The weekend was full of missteps- a lost drivers license (mine), rain, an unsuccessful event (his), and just a difference in energy. While I’m content to relax and chill and just get to know someone over dinner or lying in bed watching movies, he wanted to “turn up”, show off, and show me off. While flattering, it wasn’t what I wanted. I was exhausted by weekend’s end, and knew we were probably a bad fit for a relationship (red flag), but I still liked him. We discussed his planned trip to see me, the future, and left things on a good note, or so I thought.
And then- ghost. By the following day, I could tell that something was amiss. No phone calls or video chats, my texts were responded to curtly, my Facebook messages ignored. The next day, more of the same. The following day, no contact at all. A cryptic message the next day, saying he had some “personal things” that required his attention. Then nothing. Sigh…

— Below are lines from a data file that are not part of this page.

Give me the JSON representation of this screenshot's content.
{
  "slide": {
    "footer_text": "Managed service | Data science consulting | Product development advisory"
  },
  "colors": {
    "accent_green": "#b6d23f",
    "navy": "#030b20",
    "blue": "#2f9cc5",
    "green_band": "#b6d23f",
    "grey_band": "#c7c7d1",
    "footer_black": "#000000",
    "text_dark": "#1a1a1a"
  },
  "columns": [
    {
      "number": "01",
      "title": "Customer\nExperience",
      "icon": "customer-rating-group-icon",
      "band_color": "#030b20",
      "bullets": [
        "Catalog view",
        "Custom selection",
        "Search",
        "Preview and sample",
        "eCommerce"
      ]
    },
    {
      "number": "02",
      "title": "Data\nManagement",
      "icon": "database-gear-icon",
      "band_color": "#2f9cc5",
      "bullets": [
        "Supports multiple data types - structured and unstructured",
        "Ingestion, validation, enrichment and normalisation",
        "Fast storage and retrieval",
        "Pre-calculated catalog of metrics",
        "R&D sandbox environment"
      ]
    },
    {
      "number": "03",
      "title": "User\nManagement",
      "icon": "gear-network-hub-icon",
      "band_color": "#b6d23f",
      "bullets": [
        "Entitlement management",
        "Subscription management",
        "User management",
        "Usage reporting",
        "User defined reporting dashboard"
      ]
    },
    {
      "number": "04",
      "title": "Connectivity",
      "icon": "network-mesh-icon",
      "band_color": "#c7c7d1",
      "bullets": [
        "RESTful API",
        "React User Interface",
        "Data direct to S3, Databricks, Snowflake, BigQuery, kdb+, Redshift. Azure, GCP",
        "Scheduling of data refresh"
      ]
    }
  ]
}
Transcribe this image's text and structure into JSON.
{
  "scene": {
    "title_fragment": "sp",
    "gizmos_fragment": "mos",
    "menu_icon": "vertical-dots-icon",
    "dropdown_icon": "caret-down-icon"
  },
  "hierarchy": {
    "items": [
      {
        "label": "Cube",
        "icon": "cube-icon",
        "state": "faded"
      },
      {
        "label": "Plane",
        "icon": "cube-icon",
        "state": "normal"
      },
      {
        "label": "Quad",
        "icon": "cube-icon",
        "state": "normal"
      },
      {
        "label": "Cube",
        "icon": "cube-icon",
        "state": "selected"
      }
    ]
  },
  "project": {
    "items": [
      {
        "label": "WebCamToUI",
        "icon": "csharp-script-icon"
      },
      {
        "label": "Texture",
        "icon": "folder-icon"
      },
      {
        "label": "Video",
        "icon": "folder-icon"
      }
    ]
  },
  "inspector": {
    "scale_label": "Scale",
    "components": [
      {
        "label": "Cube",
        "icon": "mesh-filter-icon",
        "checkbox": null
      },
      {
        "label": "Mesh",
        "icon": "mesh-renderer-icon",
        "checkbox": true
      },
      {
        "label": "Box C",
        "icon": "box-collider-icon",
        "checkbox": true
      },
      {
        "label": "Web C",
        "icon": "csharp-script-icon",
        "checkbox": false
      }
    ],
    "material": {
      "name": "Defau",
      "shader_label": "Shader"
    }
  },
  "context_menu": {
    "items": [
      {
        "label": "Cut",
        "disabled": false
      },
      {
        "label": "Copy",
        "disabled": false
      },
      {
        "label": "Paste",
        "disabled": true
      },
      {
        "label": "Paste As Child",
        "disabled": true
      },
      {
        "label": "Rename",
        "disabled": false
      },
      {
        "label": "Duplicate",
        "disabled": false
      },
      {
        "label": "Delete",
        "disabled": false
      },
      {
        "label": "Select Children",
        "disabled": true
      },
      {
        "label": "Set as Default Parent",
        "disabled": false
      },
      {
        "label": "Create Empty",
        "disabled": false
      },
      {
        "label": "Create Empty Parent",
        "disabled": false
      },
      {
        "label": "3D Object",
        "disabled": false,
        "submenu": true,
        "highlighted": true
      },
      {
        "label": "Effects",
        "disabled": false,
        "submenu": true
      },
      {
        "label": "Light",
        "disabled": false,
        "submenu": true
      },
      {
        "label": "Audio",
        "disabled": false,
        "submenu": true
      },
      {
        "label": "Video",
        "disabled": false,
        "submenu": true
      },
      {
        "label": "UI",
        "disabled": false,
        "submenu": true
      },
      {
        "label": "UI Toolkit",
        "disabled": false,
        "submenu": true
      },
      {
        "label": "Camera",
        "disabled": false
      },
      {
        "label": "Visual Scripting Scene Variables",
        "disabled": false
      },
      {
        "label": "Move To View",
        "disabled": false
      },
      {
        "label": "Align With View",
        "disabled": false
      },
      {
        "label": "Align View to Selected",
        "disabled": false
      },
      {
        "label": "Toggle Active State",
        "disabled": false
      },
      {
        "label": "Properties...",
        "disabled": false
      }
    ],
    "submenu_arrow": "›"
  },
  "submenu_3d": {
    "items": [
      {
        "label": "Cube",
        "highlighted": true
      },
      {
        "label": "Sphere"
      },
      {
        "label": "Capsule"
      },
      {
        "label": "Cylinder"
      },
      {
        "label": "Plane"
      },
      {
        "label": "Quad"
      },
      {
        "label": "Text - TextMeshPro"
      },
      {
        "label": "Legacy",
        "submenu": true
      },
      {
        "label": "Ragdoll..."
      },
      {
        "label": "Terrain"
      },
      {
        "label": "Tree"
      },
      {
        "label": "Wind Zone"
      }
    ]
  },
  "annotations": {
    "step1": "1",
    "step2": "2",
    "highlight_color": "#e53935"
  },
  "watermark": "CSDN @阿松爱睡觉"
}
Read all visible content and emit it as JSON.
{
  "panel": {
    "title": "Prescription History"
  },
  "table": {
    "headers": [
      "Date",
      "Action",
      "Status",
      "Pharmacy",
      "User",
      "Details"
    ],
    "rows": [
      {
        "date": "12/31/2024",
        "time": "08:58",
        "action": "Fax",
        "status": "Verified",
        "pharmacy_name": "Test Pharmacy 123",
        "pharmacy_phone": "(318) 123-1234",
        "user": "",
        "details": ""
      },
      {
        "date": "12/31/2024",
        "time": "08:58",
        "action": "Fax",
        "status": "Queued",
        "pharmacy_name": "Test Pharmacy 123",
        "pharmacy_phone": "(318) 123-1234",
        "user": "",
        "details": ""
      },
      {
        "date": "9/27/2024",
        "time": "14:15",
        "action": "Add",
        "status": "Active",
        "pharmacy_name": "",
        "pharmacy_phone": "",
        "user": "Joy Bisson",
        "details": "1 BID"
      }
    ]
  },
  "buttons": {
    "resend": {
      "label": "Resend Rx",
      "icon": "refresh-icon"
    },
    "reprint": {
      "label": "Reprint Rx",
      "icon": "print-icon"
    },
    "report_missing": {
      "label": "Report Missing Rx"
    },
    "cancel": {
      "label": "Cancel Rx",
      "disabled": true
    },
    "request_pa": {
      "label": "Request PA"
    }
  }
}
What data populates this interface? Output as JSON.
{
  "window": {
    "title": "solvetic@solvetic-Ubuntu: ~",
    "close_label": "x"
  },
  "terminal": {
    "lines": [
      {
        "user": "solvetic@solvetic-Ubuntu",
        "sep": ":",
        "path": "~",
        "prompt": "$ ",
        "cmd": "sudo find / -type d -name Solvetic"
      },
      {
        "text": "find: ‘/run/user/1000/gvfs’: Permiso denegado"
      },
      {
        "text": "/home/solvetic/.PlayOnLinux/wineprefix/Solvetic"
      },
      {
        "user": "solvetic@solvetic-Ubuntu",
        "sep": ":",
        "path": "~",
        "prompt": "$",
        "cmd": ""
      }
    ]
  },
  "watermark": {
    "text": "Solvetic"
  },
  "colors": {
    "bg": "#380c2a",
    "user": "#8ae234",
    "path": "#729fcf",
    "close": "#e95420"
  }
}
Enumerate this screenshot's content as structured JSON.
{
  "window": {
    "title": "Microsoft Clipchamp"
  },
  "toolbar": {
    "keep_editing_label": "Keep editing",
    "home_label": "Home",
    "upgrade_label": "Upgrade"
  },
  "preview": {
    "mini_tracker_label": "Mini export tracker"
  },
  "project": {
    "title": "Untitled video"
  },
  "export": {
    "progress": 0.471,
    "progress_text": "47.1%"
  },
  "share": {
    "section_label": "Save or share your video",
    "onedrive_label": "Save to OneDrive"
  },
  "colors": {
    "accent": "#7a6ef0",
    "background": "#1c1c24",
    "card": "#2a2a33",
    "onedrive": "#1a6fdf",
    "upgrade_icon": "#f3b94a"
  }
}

Having “ghosted” in the past, I guess I understood. If he wasn’t feeling it (or me), disappearing may seem easier than having an uncomfortable conversation about why things weren’t going to work. However, it struck me as strange, given that we seemed to get along overall and we had such intense sexual chemistry. One thing I appreciated about both PS and OSI was that we had very mature conversations once one of us decided to part ways- which is why I’m still friends with OSI, and at least still friendly with PS. Alas, it wasn’t to be here. I wallowed in my misery for a while before I let it go and moved on. In retrospect, the feelings of “sunk cost”- having devoted so much time and energy to him only to have it disappear so abruptly, and ego bruise (“I’m awesome, why can’t he see that?”) probably contributed to my hurt feelings.
Someone suggested I stop looking for relationships in Lifestyle settings. Finding a “Lifestyle” single guy who actually wants a relationship is like finding a needle in a haystack. I may have to traverse the “vanilla” road again, and see if I can find a guy who has the balance of open mindedness and depth- with the chemistry and connection that I crave. Maybe that will be just as hard to find, but this current strategy isn’t working. Most of all, I need to stop ignoring red flags. I am glad that I’ve found my voice, at least and speak up when something bothers me rather than keeping it inside.
So..onward. I know that I’m a good person. I’m sweet, kind, intelligent, and attractive, so I’ll just chalk this one up (again). I guess I’ll never know why I was “ghosted,”- was it just the thrill of the chase, the hunt, satisfaction in making a conquest, a notch on the belt? I guess it doesn’t matter, but it was a lesson learned. Things could have gone much worse (I later discovered some information about how he’s treated other women), so I’ll consider myself lucky). I still have many people in my life who love and cherish me just the way I am. And that is real – no ghosts haunt me here.